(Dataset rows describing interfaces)
+++

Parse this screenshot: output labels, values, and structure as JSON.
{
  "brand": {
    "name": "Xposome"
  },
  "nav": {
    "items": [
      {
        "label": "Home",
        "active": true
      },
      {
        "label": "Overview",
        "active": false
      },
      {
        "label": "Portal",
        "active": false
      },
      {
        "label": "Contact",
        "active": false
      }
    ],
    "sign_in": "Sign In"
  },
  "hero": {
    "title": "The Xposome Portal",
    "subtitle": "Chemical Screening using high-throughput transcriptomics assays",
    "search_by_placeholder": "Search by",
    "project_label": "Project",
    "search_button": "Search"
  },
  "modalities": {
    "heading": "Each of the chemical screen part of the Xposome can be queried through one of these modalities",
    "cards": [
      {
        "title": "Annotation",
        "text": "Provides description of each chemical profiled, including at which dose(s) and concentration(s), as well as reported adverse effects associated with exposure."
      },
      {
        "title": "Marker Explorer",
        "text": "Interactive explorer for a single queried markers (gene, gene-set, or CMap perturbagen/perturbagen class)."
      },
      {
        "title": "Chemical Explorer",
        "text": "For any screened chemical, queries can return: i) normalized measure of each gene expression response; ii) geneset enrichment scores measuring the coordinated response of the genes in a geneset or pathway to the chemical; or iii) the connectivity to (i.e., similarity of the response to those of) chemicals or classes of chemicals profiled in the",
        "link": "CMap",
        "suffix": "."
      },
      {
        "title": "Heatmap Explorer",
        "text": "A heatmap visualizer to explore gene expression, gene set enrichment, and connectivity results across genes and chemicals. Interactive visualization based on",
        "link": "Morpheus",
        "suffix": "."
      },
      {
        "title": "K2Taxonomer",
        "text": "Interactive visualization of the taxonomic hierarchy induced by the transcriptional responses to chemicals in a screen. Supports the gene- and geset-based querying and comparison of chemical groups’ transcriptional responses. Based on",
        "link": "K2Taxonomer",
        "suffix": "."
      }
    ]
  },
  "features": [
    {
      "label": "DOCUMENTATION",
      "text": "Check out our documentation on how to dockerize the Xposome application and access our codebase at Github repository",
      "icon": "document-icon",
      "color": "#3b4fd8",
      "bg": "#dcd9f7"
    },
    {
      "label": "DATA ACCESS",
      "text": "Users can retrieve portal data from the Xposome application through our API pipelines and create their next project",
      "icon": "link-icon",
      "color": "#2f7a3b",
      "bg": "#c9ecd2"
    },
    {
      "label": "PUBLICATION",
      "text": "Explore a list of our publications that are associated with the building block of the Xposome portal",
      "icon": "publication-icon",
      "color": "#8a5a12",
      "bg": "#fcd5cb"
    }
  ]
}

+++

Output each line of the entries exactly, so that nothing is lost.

### Answer to the problem:
Parse this screenshot: output labels, values, and structure as JSON.
{
  "brand": {
    "name": "Xposome"
  },
  "nav": {
    "items": [
      {
        "label": "Home",
        "active": true
      },
      {
        "label": "Overview",
        "active": false
      },
      {
        "label": "Portal",
        "active": false
      },
      {
        "label": "Contact",
        "active": false
      }
    ],
    "sign_in": "Sign In"
  },
  "hero": {
    "title": "The Xposome Portal",
    "subtitle": "Chemical Screening using high-throughput transcriptomics assays",
    "search_by_placeholder": "Search by",
    "project_label": "Project",
    "search_button": "Search"
  },
  "modalities": {
    "heading": "Each of the chemical screen part of the Xposome can be queried through one of these modalities",
    "cards": [
      {
        "title": "Annotation",
        "text": "Provides description of each chemical profiled, including at which dose(s) and concentration(s), as well as reported adverse effects associated with exposure."
      },
      {
        "title": "Marker Explorer",
        "text": "Interactive explorer for a single queried markers (gene, gene-set, or CMap perturbagen/perturbagen class)."
      },
      {
        "title": "Chemical Explorer",
        "text": "For any screened chemical, queries can return: i) normalized measure of each gene expression response; ii) geneset enrichment scores measuring the coordinated response of the genes in a geneset or pathway to the chemical; or iii) the connectivity to (i.e., similarity of the response to those of) chemicals or classes of chemicals profiled in the",
        "link": "CMap",
        "suffix": "."
      },
      {
        "title": "Heatmap Explorer",
        "text": "A heatmap visualizer to explore gene expression, gene set enrichment, and connectivity results across genes and chemicals. Interactive visualization based on",
        "link": "Morpheus",
        "suffix": "."
      },
      {
        "title": "K2Taxonomer",
        "text": "Interactive visualization of the taxonomic hierarchy induced by the transcriptional responses to chemicals in a screen. Supports the gene- and geset-based querying and comparison of chemical groups’ transcriptional responses. Based on",
        "link": "K2Taxonomer",
        "suffix": "."
      }
    ]
  },
  "features": [
    {
      "label": "DOCUMENTATION",
      "text": "Check out our documentation on how to dockerize the Xposome application and access our codebase at Github repository",
      "icon": "document-icon",
      "color": "#3b4fd8",
      "bg": "#dcd9f7"
    },
    {
      "label": "DATA ACCESS",
      "text": "Users can retrieve portal data from the Xposome application through our API pipelines and create their next project",
      "icon": "link-icon",
      "color": "#2f7a3b",
      "bg": "#c9ecd2"
    },
    {
      "label": "PUBLICATION",
      "text": "Explore a list of our publications that are associated with the building block of the Xposome portal",
      "icon": "publication-icon",
      "color": "#8a5a12",
      "bg": "#fcd5cb"
    }
  ]
}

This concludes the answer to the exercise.